Random Facts

Lots and lots of stuff, some useful (most probably not!). Lots of little 'hints' and tricks... esp. further down the page.

'Noise' in analogue circuits isn't always due to bad design, it's present because of the random-movement of electrons within the charged components (inc. wires). Noise can only be reduced by better design and can never be eliminated totally. Changing capacitance characteristics of wires can reduce the 'stored' charge, therefore free elctrons. So, cable choice, so-often laughed at by noiseboys can have a theoretical benefit, but you need to be trained in Quantum Physics to understand it.


The RMS value of an AC signal (I or V) is the equivalent DC value needed to deliver the same total power. ( RMS = PEAK*(1/root2) )

Dynamic Range

the 'range' between the quietist and loudest sounds in any given 'section'.


Occurs in systems that are non-linear, ie: almost all to some degree.Complex, but, simply: if two frequencies are fed into the same system (say, a microphone), then the output contains small signals at the sum and difference of the two. Eg: Frequencies of 4kHz and 7kHz would have 'residual' signals at 3kHz and 11kHz. Why specification often contains a linearity rating.

Mix-Buss noise

can be present if a channel is routed to a master( the 1-2 and 3-4 type buttons), EVEN if that channel is muted; a minor point, but worth remembering if you're recording.

When trying to avoid an earth-loop, if you suspect an unbalanced piece of equipment is the source, check the resistance between the earth pin of the mains and the shield of the output, if it reads about 100Ohms (rather than 1 or 2) then the device has a built-in ground lift resistor, so isn't your problem.

A 31 Band EQ has 1/3 octave controls at these frequencies: 20, 25, 31.5, 40, 50, 63, 80, 100, 125, 160, 200, 250, 315, 400, 500, 630, 800, 1k, 1.25k, 1.6k, 2k, 2.5k, 3.15k, 4k, 5k, 6.3k, 8k, 10k, 12.5k, 16k, 20k. So now you know.

If you put a compressor/exciter on the master output, remember PUT IT ON PRE-FADE INSERTS; otherwise, the compressor will try to compensate when you fade the mix down: BAD.

XLR - Has pins 1,2 and 3, when connecting; 1=X="eXternal" (shield) and 2=L="Live" (hot, or +ve).

Peter J Baxandall

An early British electrical engineer who designed and built the first EQ ever; it was two channel and the design is still used in cheap hi-fi today.

The 'Stereo' Jacks used for inserts are called TRS (Tip Ring Sleeve); the Tip Transmits and the Ring Returns from the processor.


In patch-bays, where the facility is given to insert an effect in a signal path, between two jack sockets, a 'normalised' socket set will, when no jack is inserted into either, connect the sockets together, to allow the signal to pass when no effect is patched-in. 

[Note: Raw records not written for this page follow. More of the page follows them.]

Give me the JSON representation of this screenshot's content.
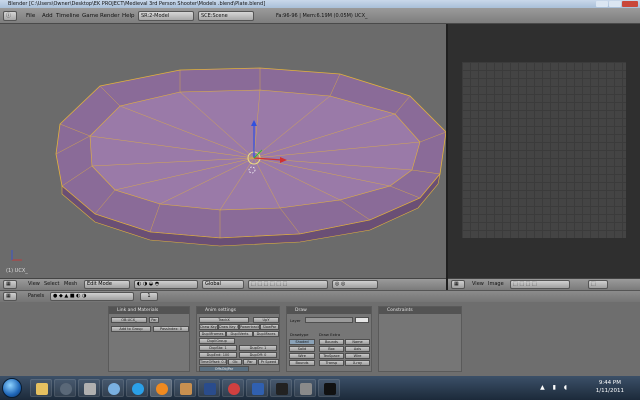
{
  "window": {
    "title": "Blender [C:\\Users\\Owner\\Desktop\\EK PROJECT\\Medieval 3rd Person Shooter\\Models .blend\\Plate.blend]"
  },
  "topbar": {
    "menus": [
      "File",
      "Add",
      "Timeline",
      "Game",
      "Render",
      "Help"
    ],
    "screen_field": "SR:2-Model",
    "scene_field": "SCE:Scene",
    "info": "Fa:96-96 | Mem:6.19M (0.05M) UCX_"
  },
  "viewport": {
    "object_label": "(1) UCX_"
  },
  "view_header": {
    "menus": [
      "View",
      "Select",
      "Mesh"
    ],
    "mode": "Edit Mode",
    "orientation": "Global"
  },
  "image_header": {
    "menus": [
      "View",
      "Image"
    ]
  },
  "buttons_header": {
    "panels_label": "Panels",
    "frame": "1"
  },
  "panels": {
    "link": {
      "title": "Link and Materials",
      "object_field": "OB:UCX_",
      "par_label": "Par",
      "add_to_group": "Add to Group",
      "passindex": "PassIndex: 0"
    },
    "anim": {
      "title": "Anim settings",
      "track": "TrackX",
      "upy": "UpY",
      "draw_key": "Draw Key",
      "draw_key_sel": "Draw Key Sel",
      "powertrack": "Powertrack",
      "slowpar": "SlowPar",
      "dupliframes": "DupliFrames",
      "dupliverts": "DupliVerts",
      "duplifaces": "DupliFaces",
      "dupligroup": "DupliGroup",
      "dupsta": "DupSta: 1",
      "dupon": "DupOn: 1",
      "dupend": "DupEnd: 100",
      "dupoff": "DupOff: 0",
      "timeoffset": "TimeOffset: 0.000",
      "offs_ob": "Ob",
      "offs_par": "Par",
      "prspeed": "Pr Speed",
      "offset_label": "OffsObjPar"
    },
    "draw": {
      "title": "Draw",
      "layers_label": "Layer",
      "drawtype_label": "Drawtype",
      "drawextra_label": "Draw Extra",
      "types": [
        "Shaded",
        "Solid",
        "Wire",
        "Bounds"
      ],
      "extra": [
        "Bounds",
        "Name",
        "Box",
        "Axis",
        "TexSpace",
        "Wire",
        "Transp",
        "X-ray"
      ]
    },
    "constraints": {
      "title": "Constraints"
    }
  },
  "taskbar": {
    "time": "9:44 PM",
    "date": "1/11/2011"
  },
  "colors": {
    "mesh_fill": "#8a6b98",
    "mesh_edge": "#e3b23c",
    "viewport_bg": "#6b6b6b"
  }
}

'Digital' clipping

occurs really quickly, as all the sample bits get used up and the supply of headroom STOPS dead. Whereas, analogue clipping is progressive.